ICS-213 is an office memo
It was not designed for, nor was it ever intended to be, a format for record message radio traffic, that often must pass through multiple relay stations; and often must (of necessity) change mode(s) along the route
Incident traffic rarely gets relayed from station to station to station, since the vast majority of incidents are of a local nature
Who they want the message to go to...(as complete as possible physical address.)
What they want to say...(text preferably in less than 25 words or groups)

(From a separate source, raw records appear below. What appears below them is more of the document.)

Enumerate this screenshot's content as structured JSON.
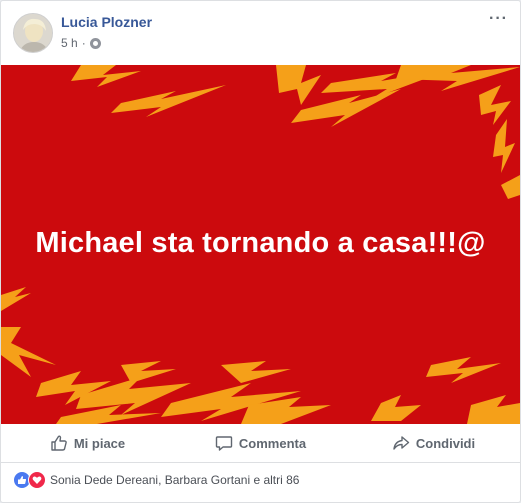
{
  "post": {
    "author": "Lucia Plozner",
    "time": "5 h",
    "privacy_icon": "globe-icon",
    "more_icon": "more-options-icon",
    "more_label": "···"
  },
  "image": {
    "text": "Michael sta tornando a casa!!!@",
    "background_color": "#cc0a0d",
    "accent_color": "#f5a019"
  },
  "actions": {
    "like_label": "Mi piace",
    "comment_label": "Commenta",
    "share_label": "Condividi"
  },
  "reactions": {
    "icons": [
      "like-reaction-icon",
      "love-reaction-icon"
    ],
    "summary": "Sonia Dede Dereani, Barbara Gortani e altri 86"
  }
}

Who is sending it...(signature + contact info.)
The above items (that the "customer" needs to supply) are three of the four parts of a RADIOGRAM
Adding the "preamble" (msg number, precedence, HX, station of origin, check, place of origin, time, date) is the responsibility of the "counter person(s)" that are acting in the interfacing capacity between the actual radio operator(s) and the public or "served agency" that desires to have their traffic moved.
Hearing or Vision ability of the Receiving Operator is not adequate.
Desire of the Receiving Operator to “edit” the message or to “correct errors”. Using one too many Relay stations.
The ability of the human mind to transpose letters and words (example: 1467 1476)
Lack of use of the “copy” and “paste” features of a computer.
Inadequate use of phonetic spelling of words. Sending Operator assumes that the Receiving Operator has excellent knowledge of “common spelling”. Receiving Operator is not familiar with the dialect (voice) or fist (cw) of the Sending Operator. The message contains words from a culture unfamiliar to the Receiving Operator.
Receiving Operator has inadequate penmanship or typing ability. “I can’t read my own writing”. Use of fonts which do not have enough distinction between letters. Example
3 8 B 5 6 7 9 2 Z L I i 0 F O r n m VV W R K U V
Sending Operator Sends or Speaks too fast.
Receiving Operator is reluctant to ask the Sending Operator to Slow Down, or to ask for multiple “repeats”.
When “manual” modes (voice, cw, RTTY, Delivery via telephone) are used, a procedure is not used by the Sending person to verify that the Receiving person has apparently acquired the message correctly.
Compose four complete ARRL formatted messages, one example for each Precedence, in written form. Use Handling Instructions and include the time and date sent. To determine the word count for the check, refer to this link:
Create a formal ARRL style message using an ARL numbered radiogram text. Be sure the word count is correct.
Assume that you are helping a served agency staffer condense a lengthy message. Edit the following message text to reduce the number of words to a minimum, without losing any clarity.
"We need 50 additional cots and blankets at the Roe School shelter, and we also need more food since 20 new people just arrived and we are told another 30 may be coming soon. Please call me and tell me when these supplies will arrive."
You are the NCS of a net involved in an emcomm operation and you notice that some other station is intentionally interfering with your net. Which of the following represents your best course of action?
Shut down the net and go home.
Address the interfering station directly and inform them of the error of their ways.